More words than JC Lodge can sayTuesday, October 12, 2021
BY RICHARD JOHNSON
The Jamaica Observer's Entertainment Desk continues its month-long feature titled 'Cover Me Good'. It will look at songs covered by Jamaican artistes which became hits.
In 1980, singer JC Lodge burst out of the blocks and became a household name with her cover of country singer Charley Pride's Someone Loves You Honey.
That track brought her recognition at home and abroad, racing up charts in Europe and set the pace for her career. Given the success of Someone Loves You Honey, the pressure was on to produce an equally popular follow-up.
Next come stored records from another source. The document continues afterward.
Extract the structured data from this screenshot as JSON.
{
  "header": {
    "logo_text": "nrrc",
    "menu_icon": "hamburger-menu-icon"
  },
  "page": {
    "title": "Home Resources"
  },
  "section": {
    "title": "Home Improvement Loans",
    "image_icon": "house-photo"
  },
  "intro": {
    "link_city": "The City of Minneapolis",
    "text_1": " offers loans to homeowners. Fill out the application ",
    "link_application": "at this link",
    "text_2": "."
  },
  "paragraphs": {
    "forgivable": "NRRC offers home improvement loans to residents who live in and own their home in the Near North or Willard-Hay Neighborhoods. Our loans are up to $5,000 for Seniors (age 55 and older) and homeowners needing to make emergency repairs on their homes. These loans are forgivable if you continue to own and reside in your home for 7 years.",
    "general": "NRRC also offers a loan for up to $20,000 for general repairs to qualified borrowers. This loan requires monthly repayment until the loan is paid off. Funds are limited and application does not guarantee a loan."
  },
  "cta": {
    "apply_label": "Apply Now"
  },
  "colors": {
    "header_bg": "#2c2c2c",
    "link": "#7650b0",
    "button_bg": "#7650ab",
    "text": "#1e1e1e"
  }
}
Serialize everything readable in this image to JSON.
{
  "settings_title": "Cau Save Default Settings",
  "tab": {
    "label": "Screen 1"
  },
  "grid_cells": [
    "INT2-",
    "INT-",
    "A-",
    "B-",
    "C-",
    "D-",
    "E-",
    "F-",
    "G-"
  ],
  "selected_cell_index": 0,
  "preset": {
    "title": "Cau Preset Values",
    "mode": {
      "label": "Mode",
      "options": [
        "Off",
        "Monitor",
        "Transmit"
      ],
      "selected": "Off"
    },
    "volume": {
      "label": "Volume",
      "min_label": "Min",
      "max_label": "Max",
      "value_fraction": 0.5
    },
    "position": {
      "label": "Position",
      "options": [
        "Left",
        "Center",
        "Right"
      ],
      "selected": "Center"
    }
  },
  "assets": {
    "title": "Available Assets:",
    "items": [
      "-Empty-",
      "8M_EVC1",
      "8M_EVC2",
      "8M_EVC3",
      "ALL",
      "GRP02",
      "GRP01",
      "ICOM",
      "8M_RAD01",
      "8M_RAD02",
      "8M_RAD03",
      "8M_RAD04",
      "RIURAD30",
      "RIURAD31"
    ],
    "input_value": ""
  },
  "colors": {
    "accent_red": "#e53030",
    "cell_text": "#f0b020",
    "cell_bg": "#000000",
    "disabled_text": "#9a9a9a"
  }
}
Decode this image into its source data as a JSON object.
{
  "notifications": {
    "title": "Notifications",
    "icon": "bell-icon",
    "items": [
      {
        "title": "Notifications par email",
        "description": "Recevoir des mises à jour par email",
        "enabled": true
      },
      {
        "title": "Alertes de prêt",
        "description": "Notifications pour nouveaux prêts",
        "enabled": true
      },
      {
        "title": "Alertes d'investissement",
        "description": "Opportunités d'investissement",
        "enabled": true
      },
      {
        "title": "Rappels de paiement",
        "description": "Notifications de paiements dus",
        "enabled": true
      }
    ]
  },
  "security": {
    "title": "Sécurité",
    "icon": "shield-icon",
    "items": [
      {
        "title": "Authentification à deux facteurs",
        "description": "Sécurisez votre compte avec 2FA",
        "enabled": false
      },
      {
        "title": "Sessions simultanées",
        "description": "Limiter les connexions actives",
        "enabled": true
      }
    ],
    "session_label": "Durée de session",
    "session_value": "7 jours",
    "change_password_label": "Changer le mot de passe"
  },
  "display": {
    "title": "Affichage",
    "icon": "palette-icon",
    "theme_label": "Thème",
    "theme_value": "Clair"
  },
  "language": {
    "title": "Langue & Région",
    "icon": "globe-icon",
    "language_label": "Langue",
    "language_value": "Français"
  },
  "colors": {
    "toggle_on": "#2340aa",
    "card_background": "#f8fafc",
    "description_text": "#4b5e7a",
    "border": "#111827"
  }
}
There was a meeting of the minds and out of that huddle came the decision to record another cover. This time it was a soft rock track, More Than Words Can Say, made popular by the English singer, songwriter and musician Leo Sayer.
The song was actually co-written by Sonny Curtis and Jerry Allison, former members of doo woo group, The Crickets. They recorded it in 1959 and released it in 1960; their version hit number 42 on the British Record Retailer Chart in 1960.
“It was at the start of my career before my debut album and we just wanted something to follow on from Someone Loves You Honey. Given that I was new to the business, I guess they felt more confident in doing a cover version rather than original material. More Than Words Can Say was suggested and I said 'yes'. I was familiar with Leo Sayer's version and I was happy to do it and agreed to record,” Lodge told the Jamaica Observer during a telephone interview from her London home.
The song was recorded at producer Joe Gibbs' studio in Kingston. Gibbs also producerd Someone Loves You Honey.
More Than Words Can Say featured a who's who of Jamaican music.
“When I think about it, I had some of the greats working on this song in terms of the musicians. It was arranged by Willie Lindo, then you had people like Val Douglas on bass, and Winston Wright on piano. They all just worked their magic. That's what makes this such a good version musically speaking. I just has to do my part to make it work,” Lodge noted.
Forty years later, More Than Words Can Say remains an active component in her live performances. She has a medley which includes Someone Loves You Honey, and Make It Up To You, and is always enthused by the response.
“Being on stage performing for the right audience, for whom this song is part of the soundtrack of their lives, it is always great to see their reaction,” said Lodge. “Just hearing them take the opening lines of the song... 'Whoa whoa yeah yeah, I love you more than I can say', is always great.”
Lodge's cover of More Than Words Can Say was not just popular with Jamaicans. She reaped chart success in the Netherlands, Germany, and Belgium.
But why have Jamaican artistes made such inroads with cover versions that can stand up to, or even surpass the popularity and impact of the originals?
Lodge theorises that because Jamaicans are exposed to diverse music, it makes them adept at fusing sounds that appeals to many.
“Just think about it, walk anywhere in Jamaica and you will hear country, R&B, soul, hip hop, classical... just about everything, and then that is combined with a reggae beat. We are great at taking all these flavours and fusing with our own music... It's amazing. There are so many songs out there that I much prefer the reggae cover,” she said.
Lodge has always wanted to cover a Bob Marley song, and earlier this year she got the opportunity to do just that. Thanks to the British company, Secret Records, and their project Telephone Love.
“I covered Satisfy My Soul for the album which was an incredible honour. I know everyone sees Bob Marley as a reggae man, which he is, but I also consider him a jazz artiste. I didn't really have anything to do with the arrangement of this cover, but if I did it would have been a bit more jazzy,” she said.
The coronavirus and its effect on the entertainment sector has affected Lodge's live performances. However, with venues reopening in the United Kingdom, there is a glimmer of hope for her to step onto a stage once again.